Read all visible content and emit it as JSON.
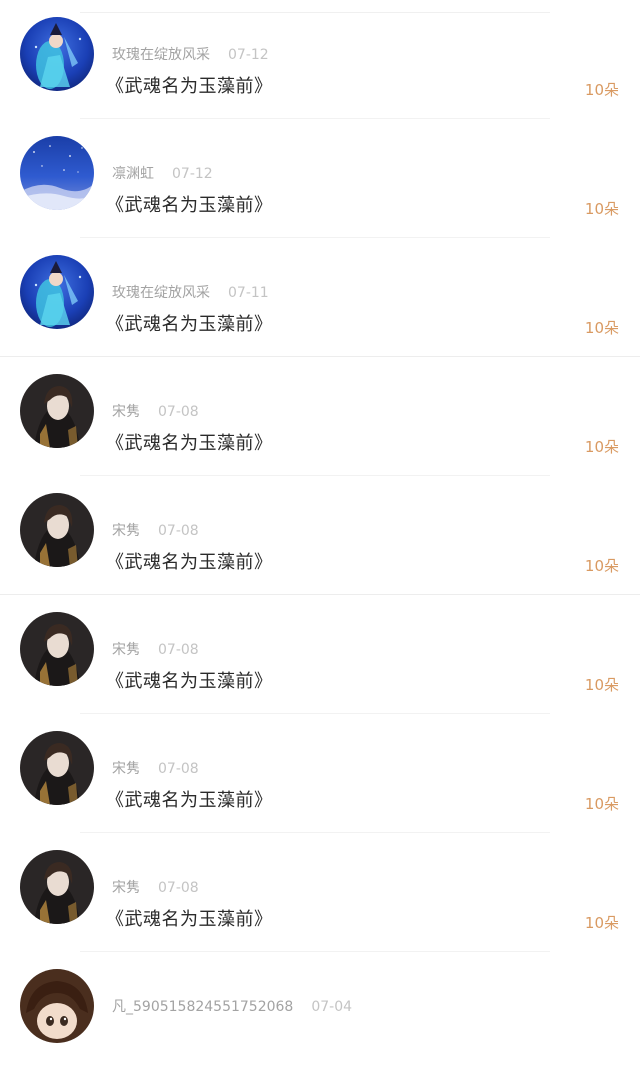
{
  "comments": [
    {
      "name": "玫瑰在绽放风采",
      "date": "07-12",
      "text": "《武魂名为玉藻前》",
      "count": "10朵",
      "avatar": "blue-dancer-icon"
    },
    {
      "name": "凛渊虹",
      "date": "07-12",
      "text": "《武魂名为玉藻前》",
      "count": "10朵",
      "avatar": "starry-sky-icon"
    },
    {
      "name": "玫瑰在绽放风采",
      "date": "07-11",
      "text": "《武魂名为玉藻前》",
      "count": "10朵",
      "avatar": "blue-dancer-icon"
    },
    {
      "name": "宋隽",
      "date": "07-08",
      "text": "《武魂名为玉藻前》",
      "count": "10朵",
      "avatar": "portrait-icon"
    },
    {
      "name": "宋隽",
      "date": "07-08",
      "text": "《武魂名为玉藻前》",
      "count": "10朵",
      "avatar": "portrait-icon"
    },
    {
      "name": "宋隽",
      "date": "07-08",
      "text": "《武魂名为玉藻前》",
      "count": "10朵",
      "avatar": "portrait-icon"
    },
    {
      "name": "宋隽",
      "date": "07-08",
      "text": "《武魂名为玉藻前》",
      "count": "10朵",
      "avatar": "portrait-icon"
    },
    {
      "name": "宋隽",
      "date": "07-08",
      "text": "《武魂名为玉藻前》",
      "count": "10朵",
      "avatar": "portrait-icon"
    },
    {
      "name": "凡_590515824551752068",
      "date": "07-04",
      "text": "",
      "count": "",
      "avatar": "anime-girl-icon"
    }
  ],
  "colors": {
    "accent": "#d99a62",
    "name_text": "#a3a3a3",
    "date_text": "#c4c4c4",
    "body_text": "#2b2b2b"
  }
}
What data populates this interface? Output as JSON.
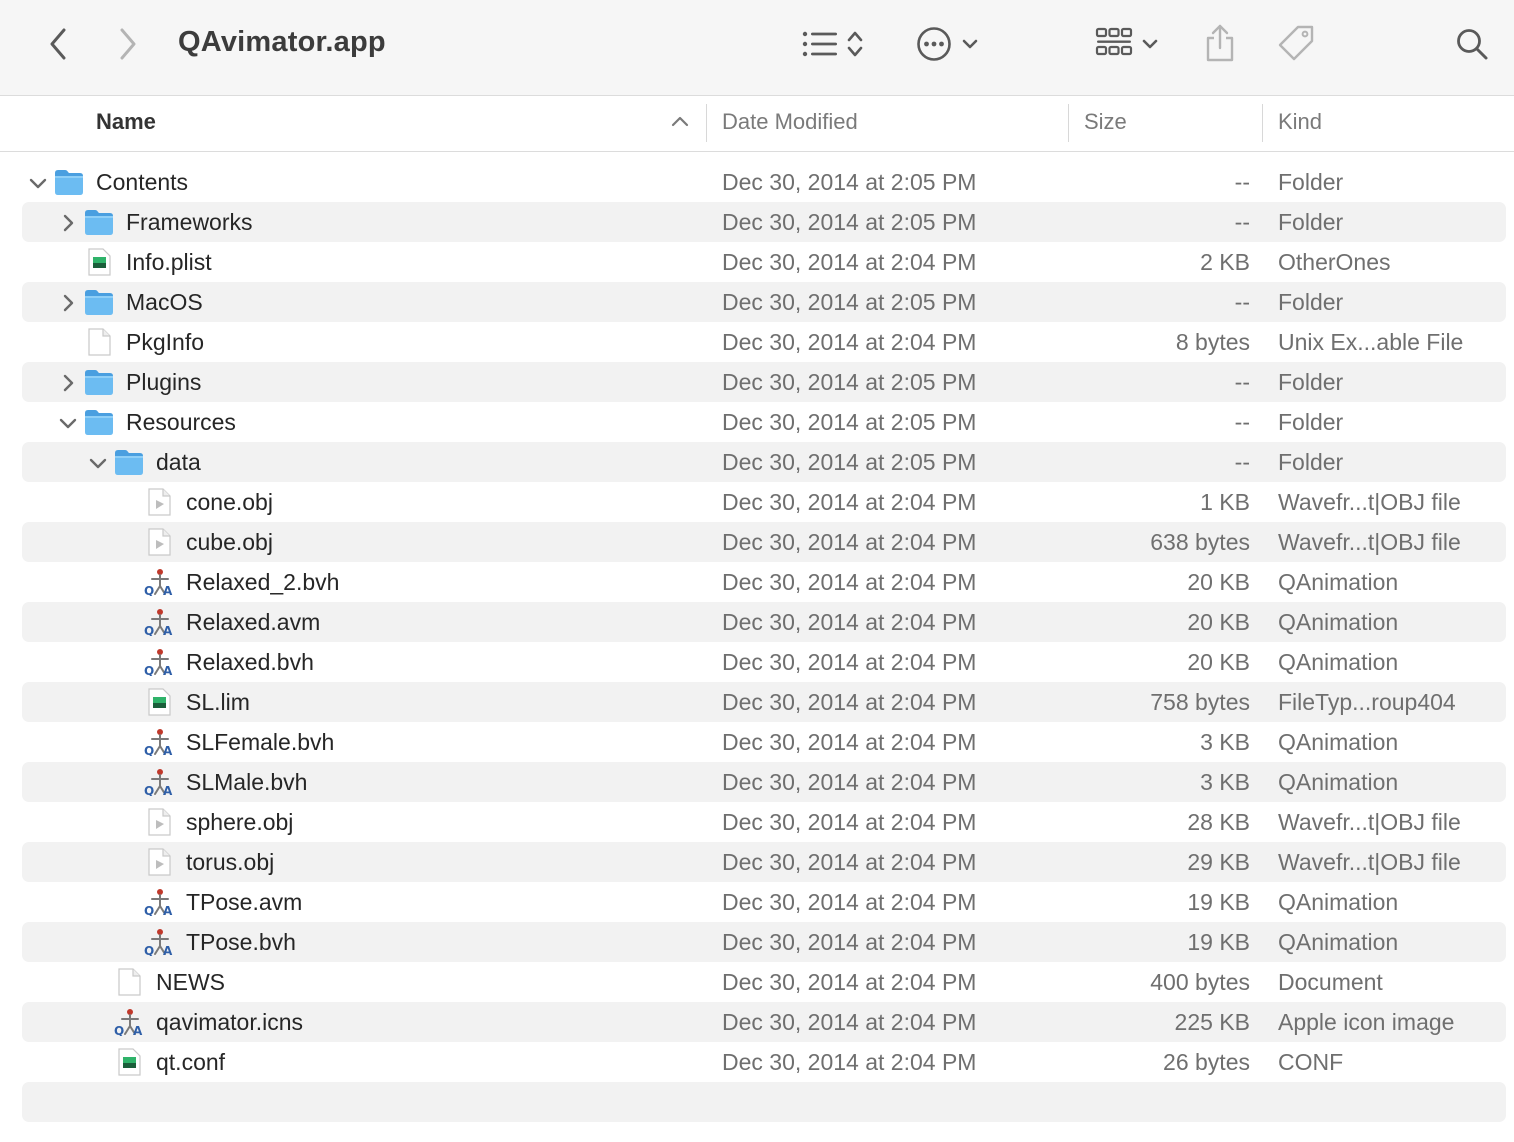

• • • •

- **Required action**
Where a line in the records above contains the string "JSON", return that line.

- **Answer below**
Read all visible content and emit it as JSON.
What data populates this interface? Output as JSON.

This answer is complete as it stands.